It is first of its kind by an Indian author; this book will take you through a scary journey of a dystopian future where Indian sub-continent is renamed as DVARCA – an Anarchic state with a religion Navmarg controlling all possible aspects of its inhabitants. You should work according to them, eat according to them, and even think according to them. Every possible definition of freedom is crushed under the strict Anarchic rule based on an orthodox system. The totalitarian government uses cutting edge technologies like genetic mutations and futuristic controlling devices to give pseudo belief of freedom. Your Karma and Dharma will earn you Punya based on the calculation of a mathematical formula. You will work your life out to earn Punya with the sense of false Moksha.
Vivid descriptions and lucid writing style give you goosebumps on more than one occasion. It helps you to create the imagined stage for the story as thought by the writer. However, I felt that some key characters were not described in detail (they might have been left out for sequels)! Some sub-plots too were left on a cliffhanger, definitely pointing to an upcoming sequel.

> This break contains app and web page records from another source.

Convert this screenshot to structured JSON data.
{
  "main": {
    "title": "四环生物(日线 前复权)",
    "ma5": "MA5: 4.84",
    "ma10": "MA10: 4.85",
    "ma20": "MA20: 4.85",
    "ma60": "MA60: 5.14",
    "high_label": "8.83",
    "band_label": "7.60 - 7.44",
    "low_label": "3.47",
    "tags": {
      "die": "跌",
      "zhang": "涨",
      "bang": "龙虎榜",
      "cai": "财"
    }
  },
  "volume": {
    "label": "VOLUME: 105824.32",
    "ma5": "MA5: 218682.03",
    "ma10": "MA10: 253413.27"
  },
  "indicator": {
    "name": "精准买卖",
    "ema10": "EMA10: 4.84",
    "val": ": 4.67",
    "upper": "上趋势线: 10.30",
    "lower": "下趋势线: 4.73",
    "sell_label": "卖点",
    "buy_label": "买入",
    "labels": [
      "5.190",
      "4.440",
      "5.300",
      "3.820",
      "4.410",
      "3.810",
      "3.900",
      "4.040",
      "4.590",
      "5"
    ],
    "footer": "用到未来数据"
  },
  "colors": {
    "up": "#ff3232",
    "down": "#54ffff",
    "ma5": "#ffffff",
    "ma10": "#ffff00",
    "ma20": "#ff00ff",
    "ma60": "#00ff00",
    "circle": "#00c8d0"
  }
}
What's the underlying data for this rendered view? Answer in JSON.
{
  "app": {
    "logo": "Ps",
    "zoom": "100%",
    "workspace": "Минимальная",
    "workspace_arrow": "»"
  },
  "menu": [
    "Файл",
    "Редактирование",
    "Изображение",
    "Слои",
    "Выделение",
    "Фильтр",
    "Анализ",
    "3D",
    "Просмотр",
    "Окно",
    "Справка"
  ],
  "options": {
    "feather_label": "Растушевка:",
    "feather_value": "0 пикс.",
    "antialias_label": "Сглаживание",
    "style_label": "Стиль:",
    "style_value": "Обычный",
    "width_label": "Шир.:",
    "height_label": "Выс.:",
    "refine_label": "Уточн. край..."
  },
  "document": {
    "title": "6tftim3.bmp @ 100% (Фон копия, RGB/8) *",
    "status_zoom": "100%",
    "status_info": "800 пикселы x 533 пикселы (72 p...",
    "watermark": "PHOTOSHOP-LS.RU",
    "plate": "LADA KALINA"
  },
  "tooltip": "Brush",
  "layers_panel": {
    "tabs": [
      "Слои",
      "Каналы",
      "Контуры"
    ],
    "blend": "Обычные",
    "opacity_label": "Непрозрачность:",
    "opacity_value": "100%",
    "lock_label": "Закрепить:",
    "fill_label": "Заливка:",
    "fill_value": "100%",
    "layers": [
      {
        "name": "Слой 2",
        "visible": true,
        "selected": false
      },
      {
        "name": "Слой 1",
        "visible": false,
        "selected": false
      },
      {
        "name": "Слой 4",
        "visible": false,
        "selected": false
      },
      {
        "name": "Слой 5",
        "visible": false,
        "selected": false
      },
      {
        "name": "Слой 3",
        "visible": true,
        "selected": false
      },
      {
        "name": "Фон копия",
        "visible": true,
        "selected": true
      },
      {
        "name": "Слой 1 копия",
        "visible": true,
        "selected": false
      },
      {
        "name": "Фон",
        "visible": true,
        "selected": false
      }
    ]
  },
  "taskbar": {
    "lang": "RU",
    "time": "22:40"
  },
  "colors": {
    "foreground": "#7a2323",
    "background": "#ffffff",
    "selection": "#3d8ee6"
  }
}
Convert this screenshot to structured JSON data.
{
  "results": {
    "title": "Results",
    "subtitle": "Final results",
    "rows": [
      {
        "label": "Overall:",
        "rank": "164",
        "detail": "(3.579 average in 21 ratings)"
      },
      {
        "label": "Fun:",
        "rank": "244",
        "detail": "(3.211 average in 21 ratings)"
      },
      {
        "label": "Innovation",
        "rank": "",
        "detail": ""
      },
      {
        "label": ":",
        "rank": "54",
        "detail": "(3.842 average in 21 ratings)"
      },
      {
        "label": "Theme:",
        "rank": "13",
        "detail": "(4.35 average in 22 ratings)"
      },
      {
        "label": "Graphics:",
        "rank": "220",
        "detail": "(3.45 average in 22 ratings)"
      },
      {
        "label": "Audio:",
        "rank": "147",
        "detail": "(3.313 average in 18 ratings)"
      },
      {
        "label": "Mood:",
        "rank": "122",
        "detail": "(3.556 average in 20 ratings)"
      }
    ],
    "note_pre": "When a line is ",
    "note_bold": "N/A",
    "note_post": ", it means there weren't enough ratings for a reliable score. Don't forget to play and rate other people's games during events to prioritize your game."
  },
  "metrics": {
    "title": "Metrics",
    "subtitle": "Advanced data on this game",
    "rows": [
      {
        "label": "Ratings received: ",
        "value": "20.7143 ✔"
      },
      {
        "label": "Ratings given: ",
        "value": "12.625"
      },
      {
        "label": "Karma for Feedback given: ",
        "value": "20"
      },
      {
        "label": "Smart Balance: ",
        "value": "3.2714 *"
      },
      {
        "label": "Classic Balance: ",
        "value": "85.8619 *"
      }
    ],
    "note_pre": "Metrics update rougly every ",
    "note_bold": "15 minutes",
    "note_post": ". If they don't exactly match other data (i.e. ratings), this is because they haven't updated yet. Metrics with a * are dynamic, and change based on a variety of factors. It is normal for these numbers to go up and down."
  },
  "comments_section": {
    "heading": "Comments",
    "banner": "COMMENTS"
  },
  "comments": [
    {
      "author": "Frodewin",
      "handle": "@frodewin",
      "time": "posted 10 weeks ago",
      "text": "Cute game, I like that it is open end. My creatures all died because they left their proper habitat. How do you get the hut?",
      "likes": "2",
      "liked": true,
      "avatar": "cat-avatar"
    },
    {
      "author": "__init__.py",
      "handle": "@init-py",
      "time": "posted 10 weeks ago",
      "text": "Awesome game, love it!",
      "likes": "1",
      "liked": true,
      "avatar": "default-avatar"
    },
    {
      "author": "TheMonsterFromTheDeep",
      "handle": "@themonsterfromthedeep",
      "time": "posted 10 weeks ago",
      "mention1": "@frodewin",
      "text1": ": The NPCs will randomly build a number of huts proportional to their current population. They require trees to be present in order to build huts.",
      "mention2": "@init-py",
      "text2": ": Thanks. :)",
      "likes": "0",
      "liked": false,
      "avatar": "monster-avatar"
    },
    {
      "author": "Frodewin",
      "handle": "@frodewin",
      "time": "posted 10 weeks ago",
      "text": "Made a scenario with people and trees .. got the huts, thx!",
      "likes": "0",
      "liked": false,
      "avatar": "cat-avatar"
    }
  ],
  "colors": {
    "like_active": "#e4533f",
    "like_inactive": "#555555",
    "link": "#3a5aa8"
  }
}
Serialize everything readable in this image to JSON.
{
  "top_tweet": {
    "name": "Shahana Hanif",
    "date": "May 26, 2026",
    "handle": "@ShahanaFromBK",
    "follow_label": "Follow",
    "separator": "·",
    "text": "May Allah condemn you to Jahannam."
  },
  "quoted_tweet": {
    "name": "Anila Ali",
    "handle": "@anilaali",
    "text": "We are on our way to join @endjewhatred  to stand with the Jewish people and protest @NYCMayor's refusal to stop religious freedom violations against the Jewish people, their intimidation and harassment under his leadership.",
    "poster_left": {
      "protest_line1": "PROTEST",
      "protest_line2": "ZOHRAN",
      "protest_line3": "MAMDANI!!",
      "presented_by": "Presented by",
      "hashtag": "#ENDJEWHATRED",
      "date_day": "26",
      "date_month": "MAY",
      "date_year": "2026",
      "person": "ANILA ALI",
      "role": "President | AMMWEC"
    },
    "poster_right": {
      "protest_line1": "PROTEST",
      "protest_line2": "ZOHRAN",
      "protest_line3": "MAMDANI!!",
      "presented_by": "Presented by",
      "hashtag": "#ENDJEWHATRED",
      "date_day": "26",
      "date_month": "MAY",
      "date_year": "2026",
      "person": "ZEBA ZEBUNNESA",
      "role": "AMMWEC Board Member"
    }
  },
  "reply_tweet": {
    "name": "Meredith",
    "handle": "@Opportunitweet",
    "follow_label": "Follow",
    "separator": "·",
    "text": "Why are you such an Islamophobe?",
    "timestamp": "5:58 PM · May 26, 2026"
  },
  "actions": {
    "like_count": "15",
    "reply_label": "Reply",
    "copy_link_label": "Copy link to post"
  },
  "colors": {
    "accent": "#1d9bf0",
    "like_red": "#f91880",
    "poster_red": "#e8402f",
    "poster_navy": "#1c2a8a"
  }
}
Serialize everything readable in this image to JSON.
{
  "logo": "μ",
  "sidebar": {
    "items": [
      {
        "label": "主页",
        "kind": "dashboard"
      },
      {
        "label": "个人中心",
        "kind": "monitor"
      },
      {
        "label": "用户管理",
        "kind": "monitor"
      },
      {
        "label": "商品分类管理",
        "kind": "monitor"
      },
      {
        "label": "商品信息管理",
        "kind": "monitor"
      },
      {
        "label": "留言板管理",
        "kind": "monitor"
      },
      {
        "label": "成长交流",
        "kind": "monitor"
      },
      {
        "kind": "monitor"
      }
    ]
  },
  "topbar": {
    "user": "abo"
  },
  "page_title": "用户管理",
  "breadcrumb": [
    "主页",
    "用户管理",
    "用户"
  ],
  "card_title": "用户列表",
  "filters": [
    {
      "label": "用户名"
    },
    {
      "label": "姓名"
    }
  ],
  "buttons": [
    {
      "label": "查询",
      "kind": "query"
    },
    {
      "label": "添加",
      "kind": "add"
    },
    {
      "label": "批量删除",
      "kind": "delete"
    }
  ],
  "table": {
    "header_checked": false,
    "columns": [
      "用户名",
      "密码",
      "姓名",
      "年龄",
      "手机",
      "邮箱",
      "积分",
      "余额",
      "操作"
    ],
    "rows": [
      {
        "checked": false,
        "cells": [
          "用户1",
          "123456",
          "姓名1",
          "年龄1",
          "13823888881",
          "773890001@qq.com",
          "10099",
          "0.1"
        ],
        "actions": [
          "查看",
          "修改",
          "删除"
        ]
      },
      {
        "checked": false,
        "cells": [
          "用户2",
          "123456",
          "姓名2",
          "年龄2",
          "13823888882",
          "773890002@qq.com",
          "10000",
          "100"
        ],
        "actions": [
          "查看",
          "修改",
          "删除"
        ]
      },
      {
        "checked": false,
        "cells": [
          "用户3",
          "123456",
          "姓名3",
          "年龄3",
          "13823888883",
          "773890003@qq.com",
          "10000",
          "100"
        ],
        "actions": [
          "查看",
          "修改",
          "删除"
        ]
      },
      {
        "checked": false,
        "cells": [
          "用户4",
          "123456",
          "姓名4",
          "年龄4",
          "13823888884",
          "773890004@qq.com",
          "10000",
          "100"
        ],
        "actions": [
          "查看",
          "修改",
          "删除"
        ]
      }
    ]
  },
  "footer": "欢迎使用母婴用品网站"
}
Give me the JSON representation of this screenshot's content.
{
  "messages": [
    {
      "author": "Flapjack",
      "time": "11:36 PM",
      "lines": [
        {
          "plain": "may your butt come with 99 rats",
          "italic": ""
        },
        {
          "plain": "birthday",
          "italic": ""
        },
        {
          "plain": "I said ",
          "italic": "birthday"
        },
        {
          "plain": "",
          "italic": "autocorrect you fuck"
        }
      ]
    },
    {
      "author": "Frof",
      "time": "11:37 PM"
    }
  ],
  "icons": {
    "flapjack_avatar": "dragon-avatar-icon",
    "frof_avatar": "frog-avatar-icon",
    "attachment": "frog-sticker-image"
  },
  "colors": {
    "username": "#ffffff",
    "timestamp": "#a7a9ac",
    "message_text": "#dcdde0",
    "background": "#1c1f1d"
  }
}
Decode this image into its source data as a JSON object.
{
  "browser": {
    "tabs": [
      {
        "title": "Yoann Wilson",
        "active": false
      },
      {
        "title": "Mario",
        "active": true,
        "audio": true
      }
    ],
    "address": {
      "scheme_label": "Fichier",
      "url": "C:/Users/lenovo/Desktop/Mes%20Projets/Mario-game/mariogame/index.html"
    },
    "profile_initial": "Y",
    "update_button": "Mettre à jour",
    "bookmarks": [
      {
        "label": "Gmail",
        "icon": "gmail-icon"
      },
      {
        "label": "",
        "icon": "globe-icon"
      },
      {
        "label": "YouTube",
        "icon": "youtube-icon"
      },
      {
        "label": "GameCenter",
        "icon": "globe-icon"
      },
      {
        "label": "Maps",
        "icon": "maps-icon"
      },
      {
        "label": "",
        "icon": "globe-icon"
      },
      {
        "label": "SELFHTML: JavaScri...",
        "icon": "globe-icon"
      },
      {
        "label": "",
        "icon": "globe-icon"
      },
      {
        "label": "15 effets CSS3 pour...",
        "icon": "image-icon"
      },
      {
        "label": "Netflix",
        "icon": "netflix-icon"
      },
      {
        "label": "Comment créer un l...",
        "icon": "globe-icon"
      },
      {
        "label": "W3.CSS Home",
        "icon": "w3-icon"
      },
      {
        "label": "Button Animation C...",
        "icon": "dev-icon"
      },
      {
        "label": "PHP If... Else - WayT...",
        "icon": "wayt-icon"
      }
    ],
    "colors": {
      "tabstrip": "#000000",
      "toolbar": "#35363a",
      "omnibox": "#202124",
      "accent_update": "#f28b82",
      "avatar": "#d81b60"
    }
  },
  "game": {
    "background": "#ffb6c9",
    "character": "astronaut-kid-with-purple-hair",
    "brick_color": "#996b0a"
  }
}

One special mention to the effort put in naming each chapter. Interesting titles of chapters actually gave flair to the book.
The author used some of the very ancient rituals and regulatory rules like Maika system, gender biasing, curse words, giving it a totally different dark perspective. All these seemed to be possible to me in distant future when I initially began reading the book. But as I made progress, it instilled primal fear in my heart and gave chills to my spine. I started questioning myself at the turn of every other page – ‘Can it even be possible?’ And when I started getting a ‘Yes’ frequently is when I really understood the real horror that might really occur in our life.
This book shook my belief and raised questions on the fundamental understanding of my religion. By the end of the book, I found myself wiser in my understanding of the complex concept of Religion.
DVARCA – A unique masterpiece, one of its kind
DVARCA started with a beautiful (and my favourite) quote by the great philosopher Friedrich Nietzsche and did justice to every aspect of it:
‘He who fights with monsters might take care lest he thereby become a monster.
And if you gaze for long into an abyss, the abyss gazes also into you.’
P.S. – Shahtooti Anjeer will be a new catch phrase among dystopian fiction readers.
Reviewed by: Adarsh Srivastava
An engineer by profession, voracious reader by choice, and writer by destiny.
About the author:
Madhav Mathur was born and raised in Delhi. He lives in Singapore, where he works for an MNC by day and as a writer-film-maker by night. His first novel, The Diary of an Unreasonable Man was published in 2009. His award-winning films, The Insomniac and The Outsiders have been screened at numerous festivals. He hopes he is getting better at doing the things he loves.
Author: Madhav Mathur
Publisher: Prakash Books / Fingerprint
Genre: Fiction / Dystopian
Buy from Amazon